Category: Joint Tenancy

Houston Will and Trust Lawyer: Read This Before Adding Your Child’s Name to Your Banking Account!

The probate process in Houston can be long and costly, which leads people to think of creative ways of avoiding or speeding up the process.  One thing that people often do is to add their child’s name on their bank accounts. They believe by doing so, their child will have immediate access to the money rather than having to deal with the courts. Another thing that people try is to add their child’s name to their property deed to avoid having to wait for the probate process to transfer ownership. Either of these methods might work, but they are fraught with problems. Here are just of few of them.

  1. Any decision you make about your assets requires mutual consent.

If you add your child’s name to the deed of your home, you made him or her joint owner. This means that any decision, like selling the property, will have to be approved by both of you. If your child disagrees with your decisions, it will be costly and will need court intervention. You can imagine the family problems that could result from that litigation.

  1. “Mi casa es su casa” also means “My creditors are your creditors.”

If your child has financial problems, you should absolutely not add their name to any of your assets. If you do, the asset is now vulnerable to your child’s creditors. You could possibly lose your home due to your child’s financial mistakes.

  1. The survivor may do anything they please with the assets.

Once you pass away, your child will become the sole owner of all your assets. Any verbal agreement you had with them to distribute your assets to the rest of your heirs is meaningless. I know you trust your child completely, but there is always a possibility that your child may change their mind and not follow your instructions.

There are other ways to avoid probate. If you want to speed up the process for distributing your assets to your heirs and make sure your wishes are followed, talk to an experienced Houston estate planning attorney. As you can see, simply adding a child as an owner of your assets can cause problems you never saw coming. Call us today at (281) 218-0880 to set up a free consultation today.


How Do You and Your Spouse Hold Title to Your Property?

Joint Tenancy - 6-21-2016MoneySense’s article, "Joint tenancy vs. tenants in common,"  explains that most property can be owned either personally or jointly. Whether you should own property jointly with a spouse or other person is based upon your intention.

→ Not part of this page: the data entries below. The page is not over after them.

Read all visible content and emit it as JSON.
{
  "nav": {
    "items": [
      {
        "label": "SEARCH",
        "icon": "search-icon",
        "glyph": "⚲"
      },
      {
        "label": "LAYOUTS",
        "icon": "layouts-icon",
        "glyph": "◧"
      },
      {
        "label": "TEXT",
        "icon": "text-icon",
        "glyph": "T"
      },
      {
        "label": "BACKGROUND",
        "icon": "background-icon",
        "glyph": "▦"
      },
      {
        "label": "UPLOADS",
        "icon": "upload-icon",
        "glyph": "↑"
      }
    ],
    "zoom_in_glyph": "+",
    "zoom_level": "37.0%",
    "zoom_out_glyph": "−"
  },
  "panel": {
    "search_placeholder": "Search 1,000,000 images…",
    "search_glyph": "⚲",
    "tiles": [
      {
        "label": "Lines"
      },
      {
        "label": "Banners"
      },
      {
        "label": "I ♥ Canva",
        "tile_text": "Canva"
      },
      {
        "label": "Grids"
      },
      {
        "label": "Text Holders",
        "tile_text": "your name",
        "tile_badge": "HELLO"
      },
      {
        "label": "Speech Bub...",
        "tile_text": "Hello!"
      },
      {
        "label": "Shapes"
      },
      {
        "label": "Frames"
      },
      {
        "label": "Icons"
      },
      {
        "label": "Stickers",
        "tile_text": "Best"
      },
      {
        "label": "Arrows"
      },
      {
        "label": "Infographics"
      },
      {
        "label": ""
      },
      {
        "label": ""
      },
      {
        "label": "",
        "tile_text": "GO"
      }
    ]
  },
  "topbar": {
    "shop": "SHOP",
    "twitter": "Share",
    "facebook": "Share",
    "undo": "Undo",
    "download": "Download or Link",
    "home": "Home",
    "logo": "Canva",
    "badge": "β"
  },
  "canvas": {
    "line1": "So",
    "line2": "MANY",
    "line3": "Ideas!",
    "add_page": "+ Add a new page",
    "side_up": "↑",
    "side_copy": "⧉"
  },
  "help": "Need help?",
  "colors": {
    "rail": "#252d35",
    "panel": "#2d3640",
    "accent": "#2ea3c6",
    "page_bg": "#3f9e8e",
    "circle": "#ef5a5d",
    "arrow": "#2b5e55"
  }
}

Jointly held property can be held either as joint tenants or as tenants in common. Joint tenancy has what is called the right of survivorship. This means that upon the death of one of the owners, the ownership of the asset – for example, the house that you and your spouse own – passes in equal shares to surviving owner.

Tenants in common, by contrast, have their shares of an asset become part of their estate. This results in the asset being distributed after their death based on their will.

Owning property jointly may be a bit unclear because joint ownership could mean either joint tenancy or tenancy in common.

Most spouses own property as joint tenants. Their share goes directly to their surviving spouse on their death. However, in some scenarios, such as second marriage, tenancy in common may be a better choice so that the asset can be willed to the children of the deceased spouse. This situation can be complicated, so speak with an estate planning attorney.

Remember that there are tax issues related to joint ownership. Just adding a spouse’s name to an account doesn’t make the account joint for tax purposes. Adding a spouse as a joint owner on most assets – like bank accounts, investment accounts or real estate – won’t generally create any immediate tax issues, but adding them to other assets – like a private corporation – might.

Reference: MoneySense (May 10, 2016) "Joint tenancy vs. tenants in common"